* What to work on
All that is wanted is how many lines in the records below include the string "From".

* Task inputs
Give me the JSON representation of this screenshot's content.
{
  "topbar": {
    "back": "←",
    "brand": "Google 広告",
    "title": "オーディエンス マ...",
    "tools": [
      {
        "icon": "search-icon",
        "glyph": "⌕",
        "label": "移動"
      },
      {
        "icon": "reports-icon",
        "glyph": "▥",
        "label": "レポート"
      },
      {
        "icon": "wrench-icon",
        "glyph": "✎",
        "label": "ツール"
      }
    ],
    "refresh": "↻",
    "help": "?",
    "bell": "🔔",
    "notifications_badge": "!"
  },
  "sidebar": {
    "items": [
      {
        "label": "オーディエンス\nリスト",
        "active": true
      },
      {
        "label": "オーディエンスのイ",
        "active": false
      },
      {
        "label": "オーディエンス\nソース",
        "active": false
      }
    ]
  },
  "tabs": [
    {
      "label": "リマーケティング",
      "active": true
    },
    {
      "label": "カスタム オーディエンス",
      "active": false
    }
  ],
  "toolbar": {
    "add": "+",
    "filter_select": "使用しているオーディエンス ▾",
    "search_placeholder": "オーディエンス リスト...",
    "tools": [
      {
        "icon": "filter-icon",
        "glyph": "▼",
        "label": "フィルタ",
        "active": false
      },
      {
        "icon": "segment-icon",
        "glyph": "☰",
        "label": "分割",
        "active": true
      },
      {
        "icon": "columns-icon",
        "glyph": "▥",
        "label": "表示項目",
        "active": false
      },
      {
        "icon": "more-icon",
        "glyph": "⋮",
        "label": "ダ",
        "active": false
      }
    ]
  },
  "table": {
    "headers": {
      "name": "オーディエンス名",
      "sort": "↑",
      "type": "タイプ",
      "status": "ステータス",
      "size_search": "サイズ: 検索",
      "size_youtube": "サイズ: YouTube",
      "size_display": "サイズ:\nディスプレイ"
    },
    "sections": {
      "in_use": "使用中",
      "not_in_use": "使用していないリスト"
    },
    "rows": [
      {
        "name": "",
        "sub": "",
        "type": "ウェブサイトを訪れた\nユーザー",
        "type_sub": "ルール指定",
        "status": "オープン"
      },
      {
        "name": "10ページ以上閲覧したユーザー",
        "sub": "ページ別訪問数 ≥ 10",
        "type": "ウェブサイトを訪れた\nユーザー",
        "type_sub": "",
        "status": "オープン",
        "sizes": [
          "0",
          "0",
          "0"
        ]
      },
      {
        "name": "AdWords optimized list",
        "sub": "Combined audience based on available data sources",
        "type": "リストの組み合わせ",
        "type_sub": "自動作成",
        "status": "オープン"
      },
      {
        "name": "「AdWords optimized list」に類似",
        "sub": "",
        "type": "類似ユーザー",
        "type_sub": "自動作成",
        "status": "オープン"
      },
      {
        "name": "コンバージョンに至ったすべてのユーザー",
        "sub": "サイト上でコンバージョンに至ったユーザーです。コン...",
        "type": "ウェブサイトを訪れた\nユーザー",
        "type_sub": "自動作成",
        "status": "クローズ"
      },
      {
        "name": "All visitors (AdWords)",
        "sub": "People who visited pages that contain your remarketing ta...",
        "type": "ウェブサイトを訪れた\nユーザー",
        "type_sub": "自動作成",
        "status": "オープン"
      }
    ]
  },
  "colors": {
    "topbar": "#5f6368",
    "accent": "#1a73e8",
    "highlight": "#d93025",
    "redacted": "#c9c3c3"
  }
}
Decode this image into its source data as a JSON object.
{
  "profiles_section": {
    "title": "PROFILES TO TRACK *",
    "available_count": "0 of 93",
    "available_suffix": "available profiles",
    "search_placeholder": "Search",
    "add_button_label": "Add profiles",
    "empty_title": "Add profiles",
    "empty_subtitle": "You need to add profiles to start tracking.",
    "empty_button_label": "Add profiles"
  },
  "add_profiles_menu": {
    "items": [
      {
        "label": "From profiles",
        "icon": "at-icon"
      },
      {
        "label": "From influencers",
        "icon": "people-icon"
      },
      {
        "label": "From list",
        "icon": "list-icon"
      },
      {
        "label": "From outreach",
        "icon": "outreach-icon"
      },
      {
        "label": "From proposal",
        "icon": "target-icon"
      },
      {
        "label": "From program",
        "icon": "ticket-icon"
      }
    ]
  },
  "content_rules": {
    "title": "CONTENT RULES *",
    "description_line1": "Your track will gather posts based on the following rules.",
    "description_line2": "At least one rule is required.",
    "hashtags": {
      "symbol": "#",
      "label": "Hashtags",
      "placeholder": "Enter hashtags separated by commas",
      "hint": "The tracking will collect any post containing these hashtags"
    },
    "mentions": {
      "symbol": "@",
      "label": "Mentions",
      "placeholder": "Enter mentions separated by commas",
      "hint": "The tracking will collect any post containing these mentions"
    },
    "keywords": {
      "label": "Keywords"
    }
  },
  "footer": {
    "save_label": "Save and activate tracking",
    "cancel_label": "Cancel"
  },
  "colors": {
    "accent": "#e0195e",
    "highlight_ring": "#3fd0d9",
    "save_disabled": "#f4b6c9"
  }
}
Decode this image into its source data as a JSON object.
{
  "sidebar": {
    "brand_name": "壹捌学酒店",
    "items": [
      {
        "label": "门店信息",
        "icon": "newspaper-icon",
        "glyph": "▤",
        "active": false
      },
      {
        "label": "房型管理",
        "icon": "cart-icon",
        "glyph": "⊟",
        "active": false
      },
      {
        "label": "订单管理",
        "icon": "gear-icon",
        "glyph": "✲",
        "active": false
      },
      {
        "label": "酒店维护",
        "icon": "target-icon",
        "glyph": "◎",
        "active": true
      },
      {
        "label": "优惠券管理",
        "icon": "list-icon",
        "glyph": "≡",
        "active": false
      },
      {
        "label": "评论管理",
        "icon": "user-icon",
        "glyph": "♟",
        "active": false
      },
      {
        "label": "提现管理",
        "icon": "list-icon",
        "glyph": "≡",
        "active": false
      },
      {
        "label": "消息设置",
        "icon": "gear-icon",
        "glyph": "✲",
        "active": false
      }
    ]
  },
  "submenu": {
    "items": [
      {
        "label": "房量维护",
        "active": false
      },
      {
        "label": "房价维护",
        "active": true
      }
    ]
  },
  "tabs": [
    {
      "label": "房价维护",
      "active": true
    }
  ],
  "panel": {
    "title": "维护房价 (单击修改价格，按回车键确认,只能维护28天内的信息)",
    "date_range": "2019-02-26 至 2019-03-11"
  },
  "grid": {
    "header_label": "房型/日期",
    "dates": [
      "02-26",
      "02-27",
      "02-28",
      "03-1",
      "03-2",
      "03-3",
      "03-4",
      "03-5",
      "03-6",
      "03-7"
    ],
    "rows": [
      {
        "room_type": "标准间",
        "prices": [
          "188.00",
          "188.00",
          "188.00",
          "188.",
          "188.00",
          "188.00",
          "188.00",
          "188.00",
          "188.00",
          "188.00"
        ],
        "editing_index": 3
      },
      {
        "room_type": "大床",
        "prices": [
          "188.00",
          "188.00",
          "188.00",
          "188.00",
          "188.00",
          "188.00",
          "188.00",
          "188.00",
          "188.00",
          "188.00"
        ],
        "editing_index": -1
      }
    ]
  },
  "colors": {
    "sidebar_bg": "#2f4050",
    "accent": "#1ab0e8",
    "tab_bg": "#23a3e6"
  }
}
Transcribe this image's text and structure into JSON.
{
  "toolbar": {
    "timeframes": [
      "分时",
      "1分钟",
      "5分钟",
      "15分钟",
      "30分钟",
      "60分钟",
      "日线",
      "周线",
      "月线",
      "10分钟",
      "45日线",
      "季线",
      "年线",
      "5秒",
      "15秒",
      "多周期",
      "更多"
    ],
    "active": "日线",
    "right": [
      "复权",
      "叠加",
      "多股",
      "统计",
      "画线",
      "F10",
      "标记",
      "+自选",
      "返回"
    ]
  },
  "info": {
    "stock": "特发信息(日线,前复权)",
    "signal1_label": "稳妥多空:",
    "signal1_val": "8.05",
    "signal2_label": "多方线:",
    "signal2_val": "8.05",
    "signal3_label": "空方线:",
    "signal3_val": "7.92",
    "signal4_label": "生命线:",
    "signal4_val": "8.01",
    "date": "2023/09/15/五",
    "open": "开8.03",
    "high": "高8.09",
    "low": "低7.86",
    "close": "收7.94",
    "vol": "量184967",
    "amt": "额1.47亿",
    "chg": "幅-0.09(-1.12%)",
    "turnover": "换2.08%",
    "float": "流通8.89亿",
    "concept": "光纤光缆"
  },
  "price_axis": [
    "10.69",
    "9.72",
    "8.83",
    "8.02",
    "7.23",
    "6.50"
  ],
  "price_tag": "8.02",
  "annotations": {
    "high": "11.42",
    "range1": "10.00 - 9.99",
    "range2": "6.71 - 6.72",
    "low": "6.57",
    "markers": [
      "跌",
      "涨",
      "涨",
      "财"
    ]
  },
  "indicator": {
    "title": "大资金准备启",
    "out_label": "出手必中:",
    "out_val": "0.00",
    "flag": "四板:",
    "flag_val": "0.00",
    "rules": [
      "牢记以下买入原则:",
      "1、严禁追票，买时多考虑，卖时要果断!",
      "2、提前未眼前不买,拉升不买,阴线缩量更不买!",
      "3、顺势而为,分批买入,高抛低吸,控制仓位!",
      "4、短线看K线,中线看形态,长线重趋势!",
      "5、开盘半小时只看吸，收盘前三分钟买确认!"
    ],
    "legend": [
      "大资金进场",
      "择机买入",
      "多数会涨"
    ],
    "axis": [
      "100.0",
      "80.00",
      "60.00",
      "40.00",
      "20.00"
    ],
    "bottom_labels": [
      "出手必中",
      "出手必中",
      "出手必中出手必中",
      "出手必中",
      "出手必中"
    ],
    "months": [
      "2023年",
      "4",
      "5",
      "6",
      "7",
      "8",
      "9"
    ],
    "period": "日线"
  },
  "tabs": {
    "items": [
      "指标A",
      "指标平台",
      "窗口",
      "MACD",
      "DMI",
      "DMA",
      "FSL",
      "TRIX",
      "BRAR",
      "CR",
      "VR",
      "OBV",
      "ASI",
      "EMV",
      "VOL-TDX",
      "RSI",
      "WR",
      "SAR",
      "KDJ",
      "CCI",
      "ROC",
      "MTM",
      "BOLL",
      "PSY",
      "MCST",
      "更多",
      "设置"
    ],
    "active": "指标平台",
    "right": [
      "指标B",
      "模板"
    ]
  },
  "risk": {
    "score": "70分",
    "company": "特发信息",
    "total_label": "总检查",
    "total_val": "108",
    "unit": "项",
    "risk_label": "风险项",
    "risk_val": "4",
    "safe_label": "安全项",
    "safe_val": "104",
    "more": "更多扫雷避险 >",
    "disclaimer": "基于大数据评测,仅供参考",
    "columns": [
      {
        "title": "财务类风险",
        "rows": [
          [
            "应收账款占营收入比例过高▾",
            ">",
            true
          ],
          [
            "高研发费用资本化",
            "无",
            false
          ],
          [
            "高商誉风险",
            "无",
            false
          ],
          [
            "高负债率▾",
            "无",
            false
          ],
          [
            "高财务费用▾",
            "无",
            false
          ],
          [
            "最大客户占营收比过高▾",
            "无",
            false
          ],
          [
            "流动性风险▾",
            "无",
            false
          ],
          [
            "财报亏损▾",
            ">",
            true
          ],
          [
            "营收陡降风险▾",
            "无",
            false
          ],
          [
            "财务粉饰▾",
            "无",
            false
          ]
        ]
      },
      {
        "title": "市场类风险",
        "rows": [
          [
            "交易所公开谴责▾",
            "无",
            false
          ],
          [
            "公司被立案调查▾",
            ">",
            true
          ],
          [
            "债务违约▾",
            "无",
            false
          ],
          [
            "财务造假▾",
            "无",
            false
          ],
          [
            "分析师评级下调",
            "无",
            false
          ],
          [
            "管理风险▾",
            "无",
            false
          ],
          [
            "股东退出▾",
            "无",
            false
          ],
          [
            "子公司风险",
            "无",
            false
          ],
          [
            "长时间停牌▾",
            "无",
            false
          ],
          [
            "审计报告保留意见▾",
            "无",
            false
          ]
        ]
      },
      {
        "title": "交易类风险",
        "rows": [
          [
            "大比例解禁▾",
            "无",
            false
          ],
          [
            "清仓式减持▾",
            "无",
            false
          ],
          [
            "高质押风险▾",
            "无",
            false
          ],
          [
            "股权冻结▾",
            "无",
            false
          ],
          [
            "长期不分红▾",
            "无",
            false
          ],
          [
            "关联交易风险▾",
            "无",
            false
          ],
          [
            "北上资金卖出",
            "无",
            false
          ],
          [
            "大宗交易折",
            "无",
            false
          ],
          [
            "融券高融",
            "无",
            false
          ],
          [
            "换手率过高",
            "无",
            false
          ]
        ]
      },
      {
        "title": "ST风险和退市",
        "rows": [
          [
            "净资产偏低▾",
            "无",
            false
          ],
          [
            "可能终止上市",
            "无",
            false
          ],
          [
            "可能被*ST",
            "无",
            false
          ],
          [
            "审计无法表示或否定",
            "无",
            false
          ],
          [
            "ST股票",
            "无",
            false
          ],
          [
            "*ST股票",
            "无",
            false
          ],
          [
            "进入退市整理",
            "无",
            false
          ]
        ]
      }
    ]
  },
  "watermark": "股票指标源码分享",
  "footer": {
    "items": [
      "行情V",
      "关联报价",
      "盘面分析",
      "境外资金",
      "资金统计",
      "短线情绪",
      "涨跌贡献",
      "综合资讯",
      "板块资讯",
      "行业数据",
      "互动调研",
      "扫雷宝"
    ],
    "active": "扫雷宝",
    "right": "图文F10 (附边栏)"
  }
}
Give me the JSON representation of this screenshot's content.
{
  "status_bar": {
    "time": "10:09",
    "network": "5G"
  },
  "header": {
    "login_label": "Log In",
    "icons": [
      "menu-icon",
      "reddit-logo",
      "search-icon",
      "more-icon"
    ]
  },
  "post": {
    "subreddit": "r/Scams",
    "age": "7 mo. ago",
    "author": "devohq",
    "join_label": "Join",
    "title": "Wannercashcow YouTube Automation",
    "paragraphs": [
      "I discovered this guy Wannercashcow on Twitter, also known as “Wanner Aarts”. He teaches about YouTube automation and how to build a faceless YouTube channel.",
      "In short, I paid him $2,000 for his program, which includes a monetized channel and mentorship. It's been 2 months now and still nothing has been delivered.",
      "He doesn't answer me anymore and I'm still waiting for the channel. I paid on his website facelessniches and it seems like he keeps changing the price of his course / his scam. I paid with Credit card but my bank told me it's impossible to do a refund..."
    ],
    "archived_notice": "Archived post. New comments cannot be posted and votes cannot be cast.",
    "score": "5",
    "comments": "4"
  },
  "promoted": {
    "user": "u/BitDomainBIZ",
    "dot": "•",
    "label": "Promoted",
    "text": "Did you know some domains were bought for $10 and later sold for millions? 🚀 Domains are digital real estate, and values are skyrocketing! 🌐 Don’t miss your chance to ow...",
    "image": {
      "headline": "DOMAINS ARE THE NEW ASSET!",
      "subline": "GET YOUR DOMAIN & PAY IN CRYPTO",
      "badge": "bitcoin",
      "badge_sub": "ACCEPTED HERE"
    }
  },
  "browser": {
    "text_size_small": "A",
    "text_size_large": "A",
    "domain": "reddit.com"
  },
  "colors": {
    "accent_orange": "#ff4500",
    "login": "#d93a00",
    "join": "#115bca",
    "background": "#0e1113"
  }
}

* Solution to the problem
6